[Task inputs]

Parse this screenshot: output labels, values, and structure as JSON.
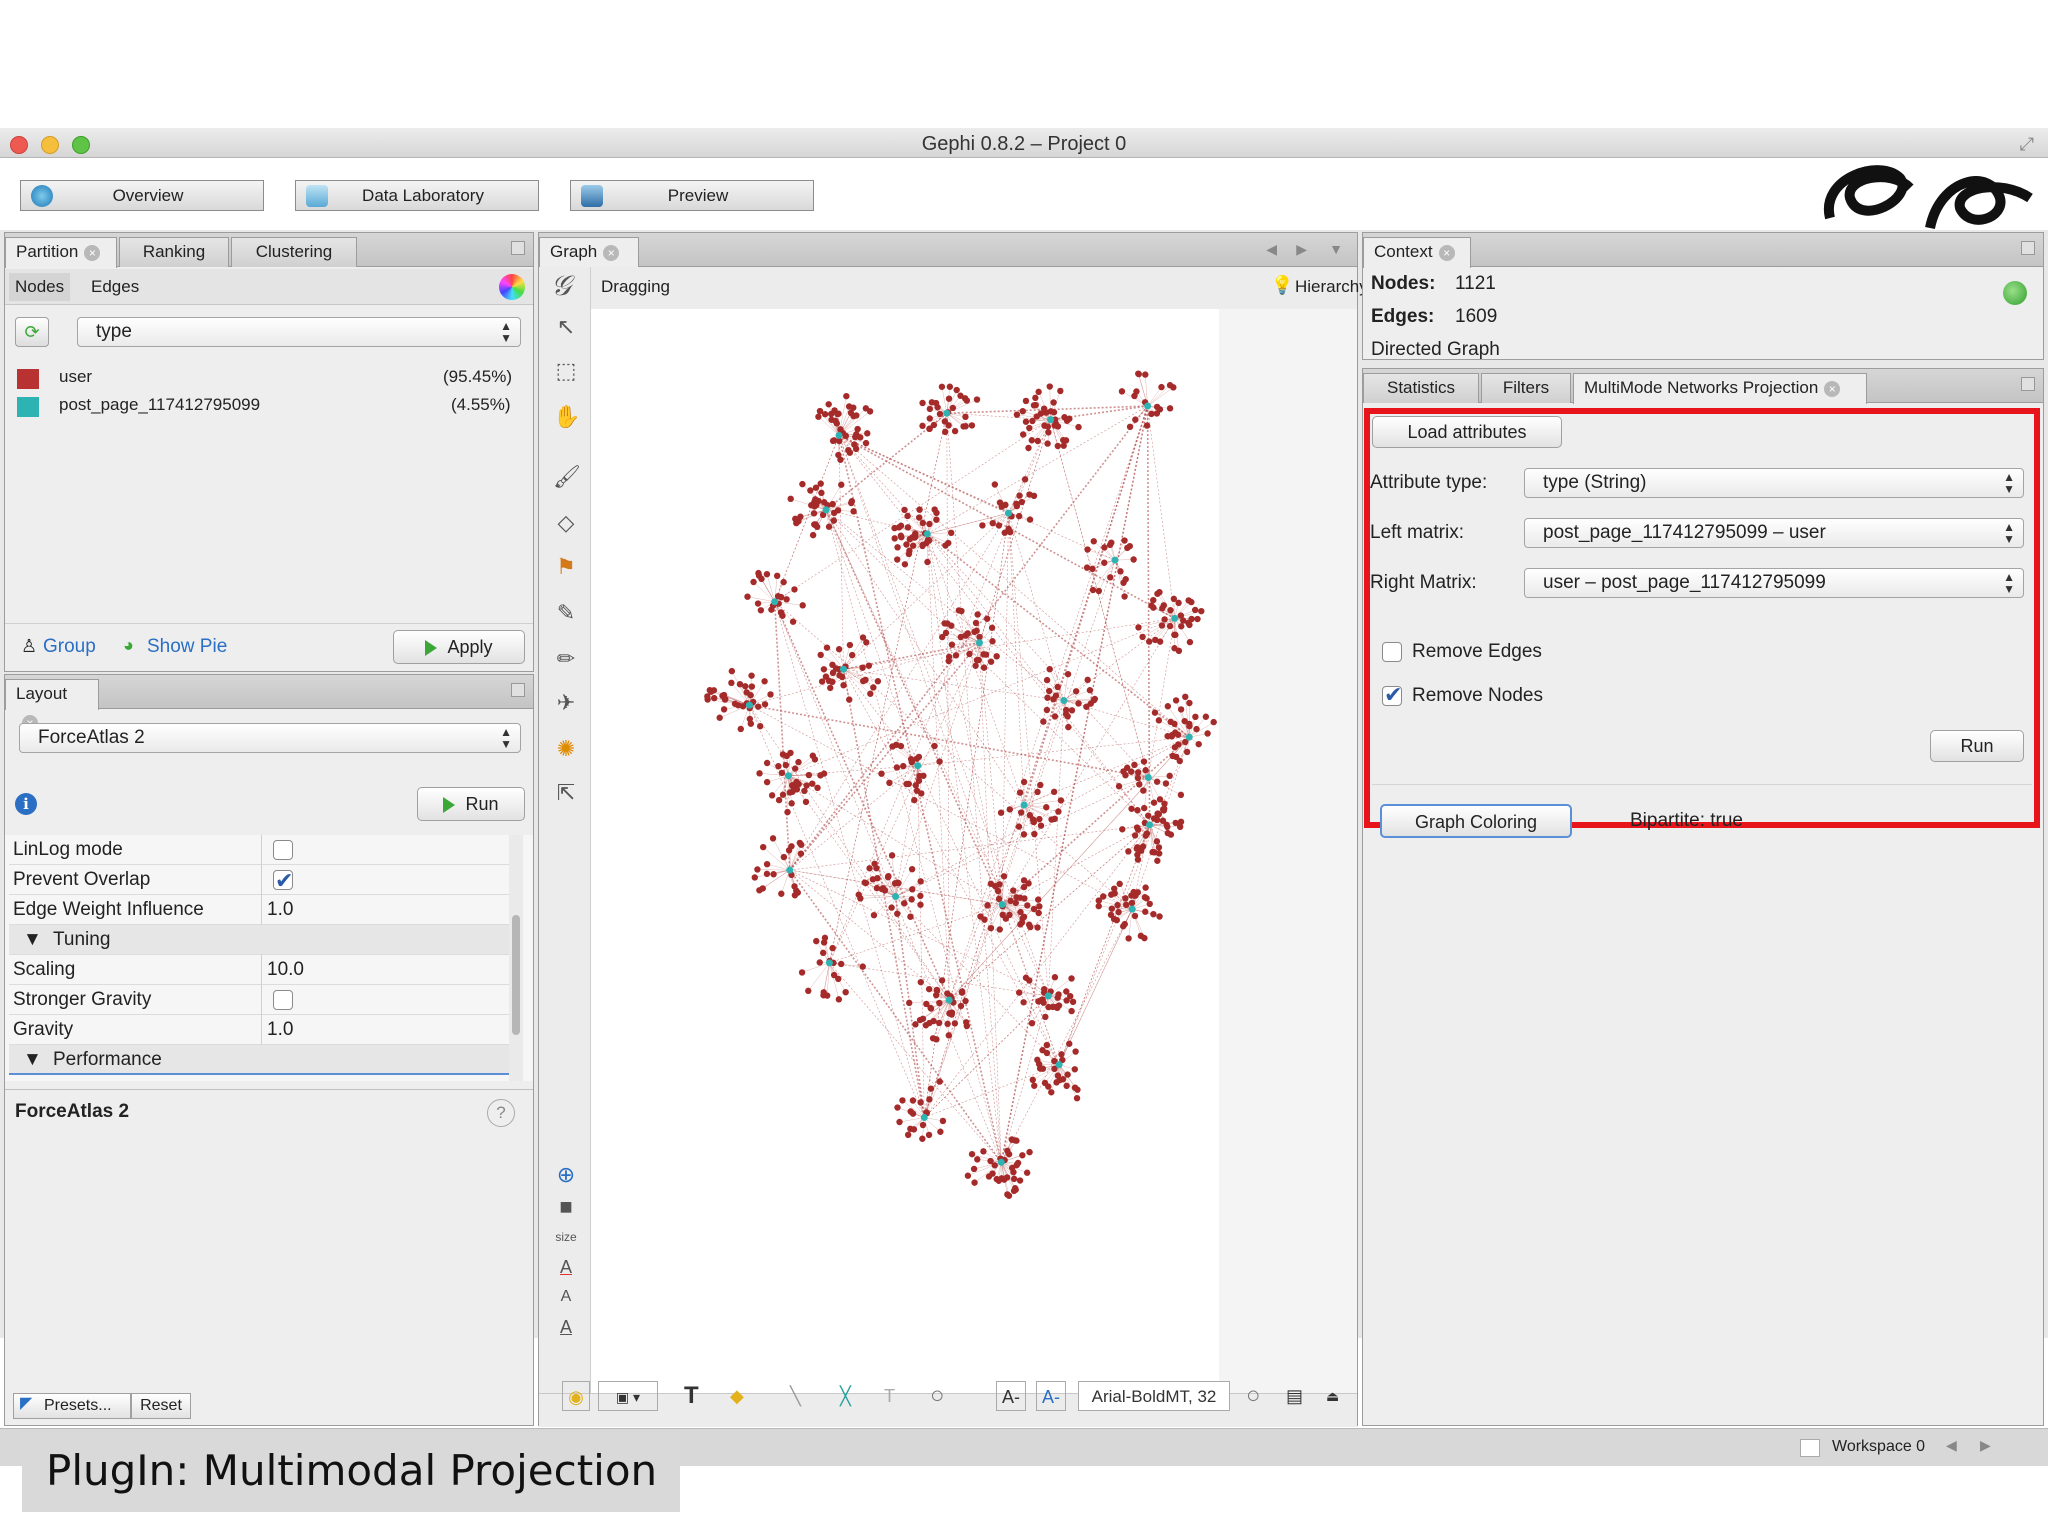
{
  "window": {
    "title": "Gephi 0.8.2 – Project 0",
    "toolbar": {
      "overview": "Overview",
      "data_laboratory": "Data Laboratory",
      "preview": "Preview"
    }
  },
  "partition_panel": {
    "tabs": [
      "Partition",
      "Ranking",
      "Clustering"
    ],
    "subtabs": [
      "Nodes",
      "Edges"
    ],
    "attribute": "type",
    "items": [
      {
        "label": "user",
        "pct": "(95.45%)",
        "color": "#b83232"
      },
      {
        "label": "post_page_117412795099",
        "pct": "(4.55%)",
        "color": "#2eb3b3"
      }
    ],
    "group": "Group",
    "show_pie": "Show Pie",
    "apply": "Apply"
  },
  "layout_panel": {
    "tab": "Layout",
    "algorithm": "ForceAtlas 2",
    "run": "Run",
    "properties": [
      {
        "key": "LinLog mode",
        "type": "checkbox",
        "checked": false
      },
      {
        "key": "Prevent Overlap",
        "type": "checkbox",
        "checked": true
      },
      {
        "key": "Edge Weight Influence",
        "type": "value",
        "value": "1.0"
      },
      {
        "key": "Tuning",
        "type": "section"
      },
      {
        "key": "Scaling",
        "type": "value",
        "value": "10.0"
      },
      {
        "key": "Stronger Gravity",
        "type": "checkbox",
        "checked": false
      },
      {
        "key": "Gravity",
        "type": "value",
        "value": "1.0"
      },
      {
        "key": "Performance",
        "type": "section"
      }
    ],
    "description_title": "ForceAtlas 2",
    "presets": "Presets...",
    "reset": "Reset"
  },
  "graph_panel": {
    "tab": "Graph",
    "mode": "Dragging",
    "hierarchy": "Hierarchy",
    "font_label": "Arial-BoldMT, 32",
    "size_label": "size",
    "node_color": "#a52a2a",
    "edge_color": "#b04848",
    "highlight_color": "#2eb3b3"
  },
  "context_panel": {
    "tab": "Context",
    "nodes_label": "Nodes:",
    "nodes_value": "1121",
    "edges_label": "Edges:",
    "edges_value": "1609",
    "graph_type": "Directed Graph"
  },
  "projection_panel": {
    "tabs": [
      "Statistics",
      "Filters",
      "MultiMode Networks Projection"
    ],
    "load_attributes": "Load attributes",
    "attribute_type_label": "Attribute type:",
    "attribute_type_value": "type (String)",
    "left_matrix_label": "Left matrix:",
    "left_matrix_value": "post_page_117412795099 – user",
    "right_matrix_label": "Right Matrix:",
    "right_matrix_value": "user – post_page_117412795099",
    "remove_edges": "Remove Edges",
    "remove_edges_checked": false,
    "remove_nodes": "Remove Nodes",
    "remove_nodes_checked": true,
    "run": "Run",
    "graph_coloring": "Graph Coloring",
    "bipartite": "Bipartite: true",
    "highlight_border": "#e8141c"
  },
  "status_bar": {
    "workspace": "Workspace 0"
  },
  "caption": "PlugIn: Multimodal Projection"
}
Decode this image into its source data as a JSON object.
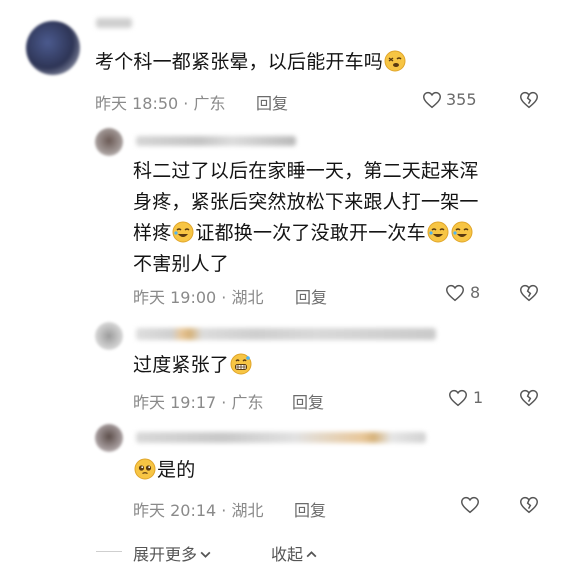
{
  "comments": [
    {
      "text": "考个科一都紧张晕，以后能开车吗",
      "time": "昨天 18:50 · 广东",
      "reply": "回复",
      "likes": "355"
    }
  ],
  "replies": [
    {
      "lines": [
        "科二过了以后在家睡一天，第二天起来浑",
        "身疼，紧张后突然放松下来跟人打一架一",
        "样疼",
        "证都换一次了没敢开一次车",
        "不害别人了"
      ],
      "time": "昨天 19:00 · 湖北",
      "reply": "回复",
      "likes": "8"
    },
    {
      "text": "过度紧张了",
      "time": "昨天 19:17 · 广东",
      "reply": "回复",
      "likes": "1"
    },
    {
      "text": "是的",
      "time": "昨天 20:14 · 湖北",
      "reply": "回复",
      "likes": ""
    }
  ],
  "footer": {
    "expand": "展开更多",
    "collapse": "收起"
  },
  "colors": {
    "text": "#141414",
    "meta": "#8a8a8a",
    "emoji": "#f7c544"
  }
}
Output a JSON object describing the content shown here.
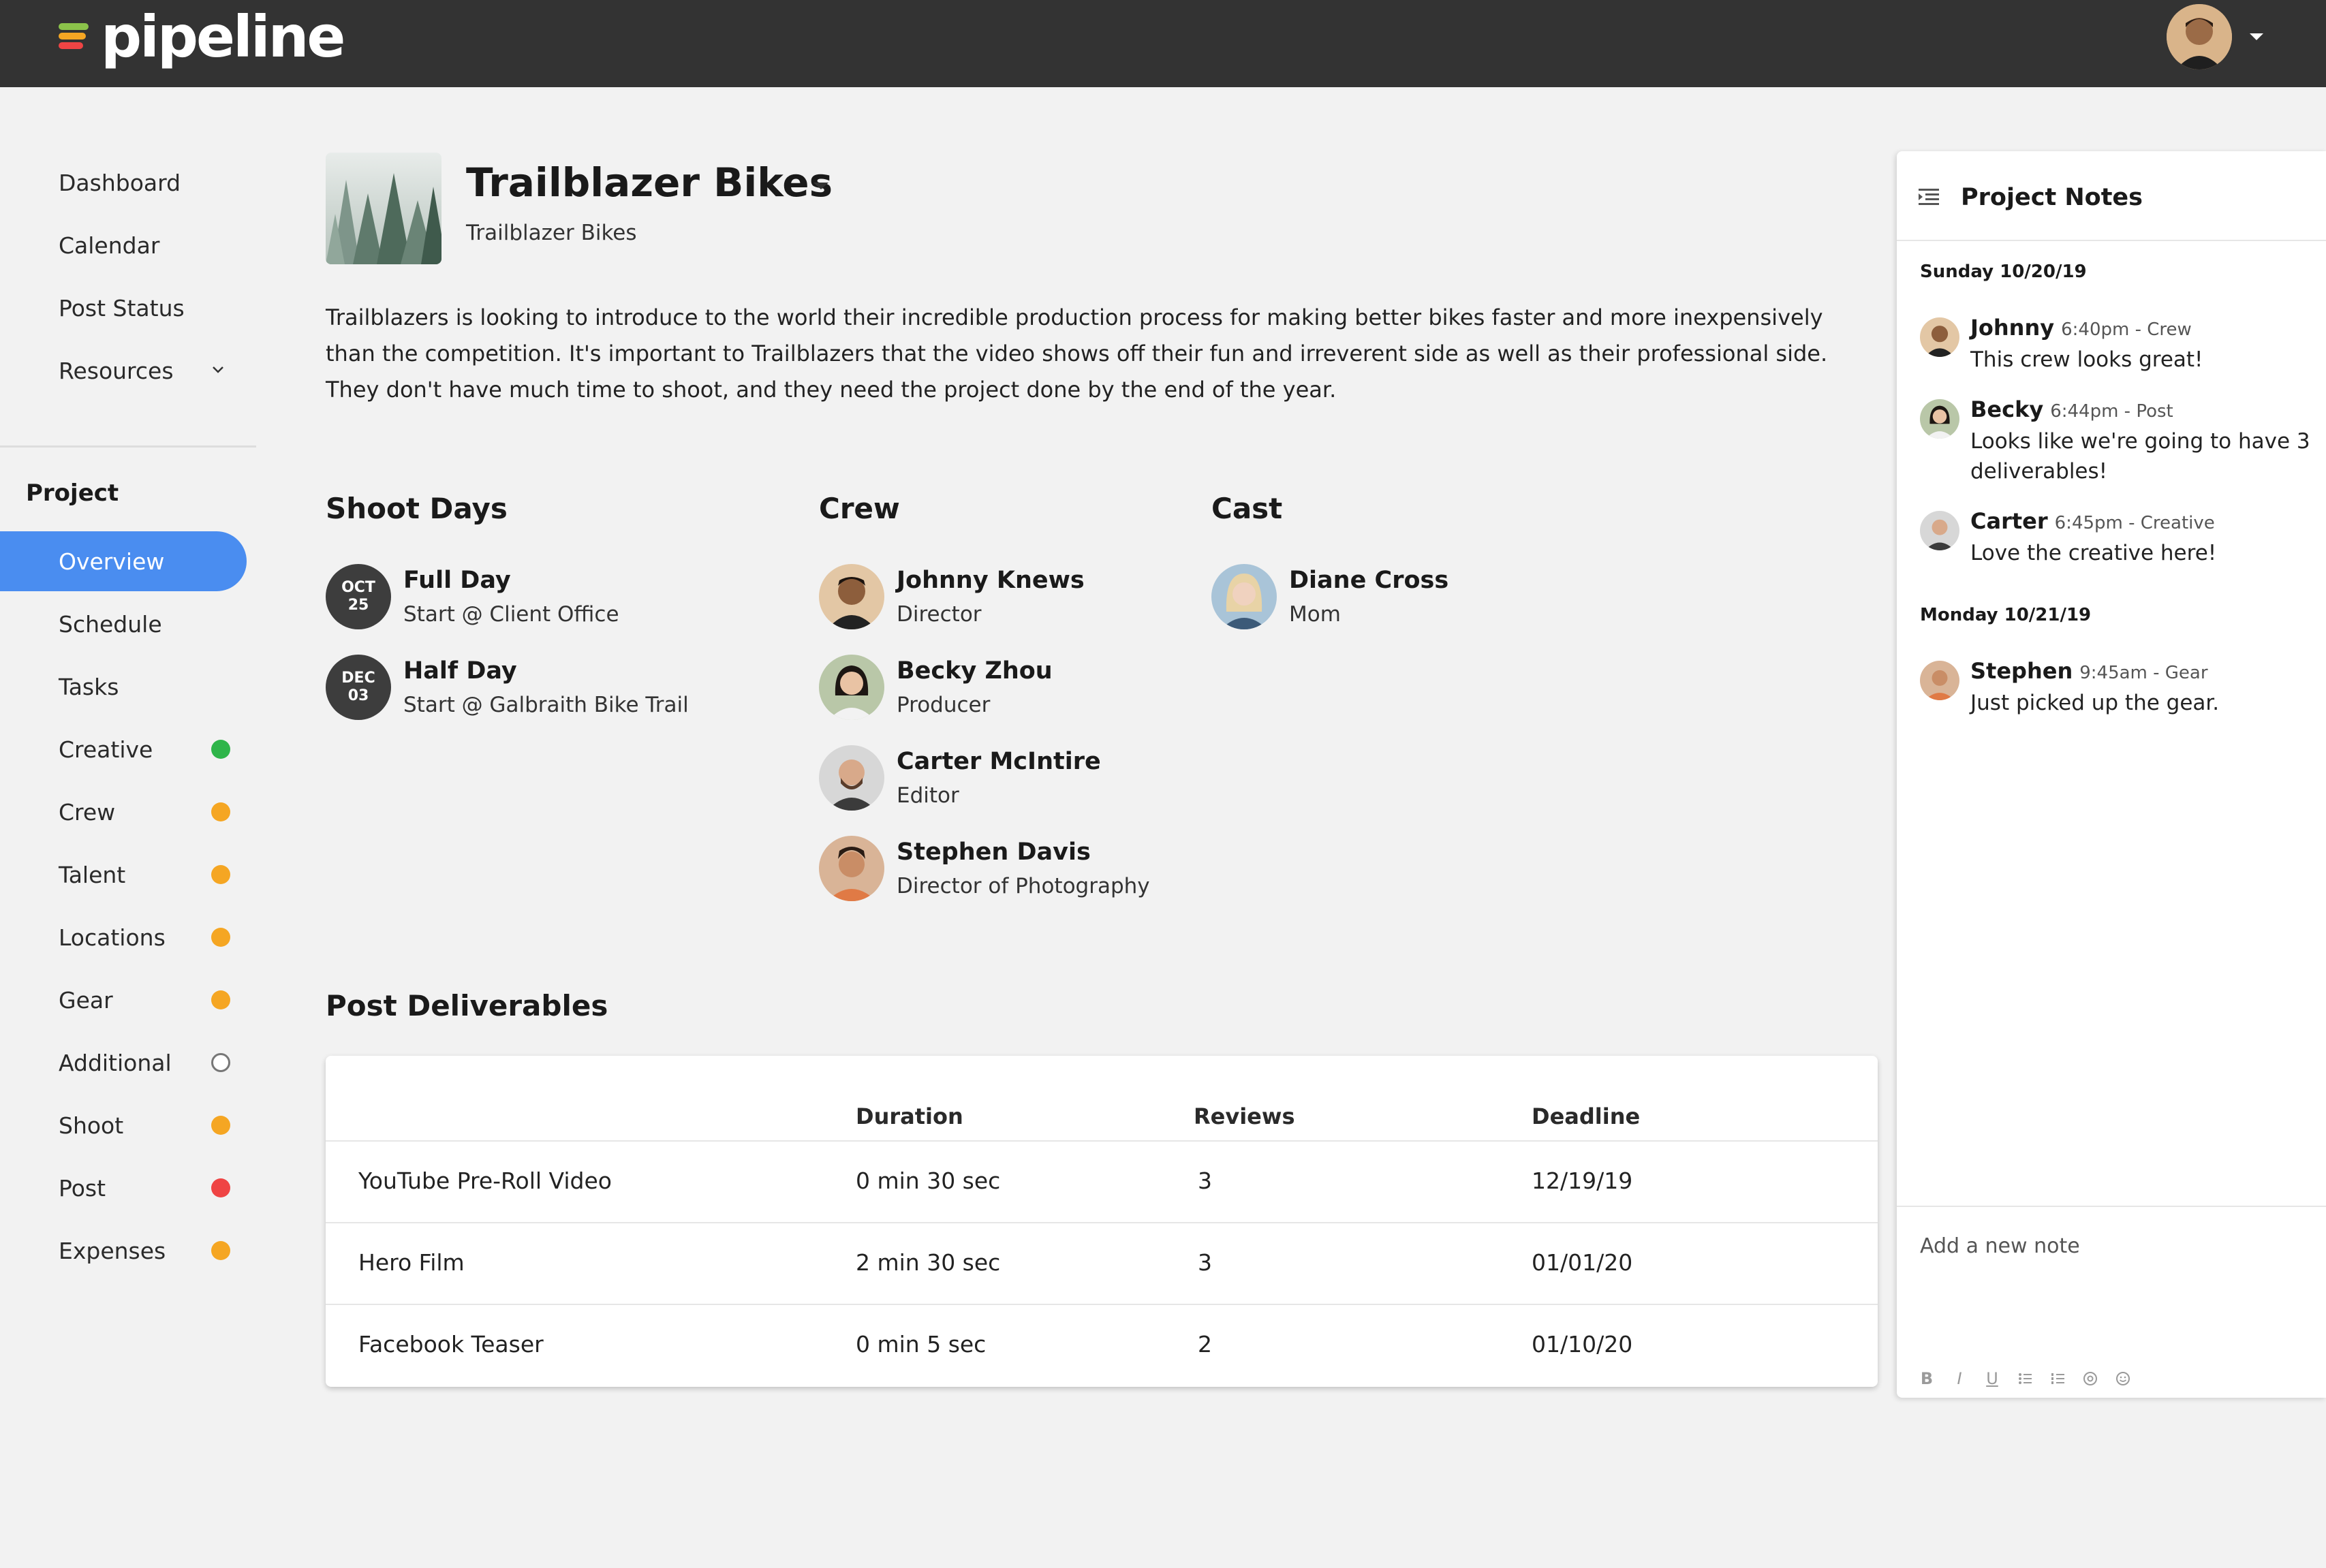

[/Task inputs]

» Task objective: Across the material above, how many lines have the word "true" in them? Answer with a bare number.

» Answer below: 3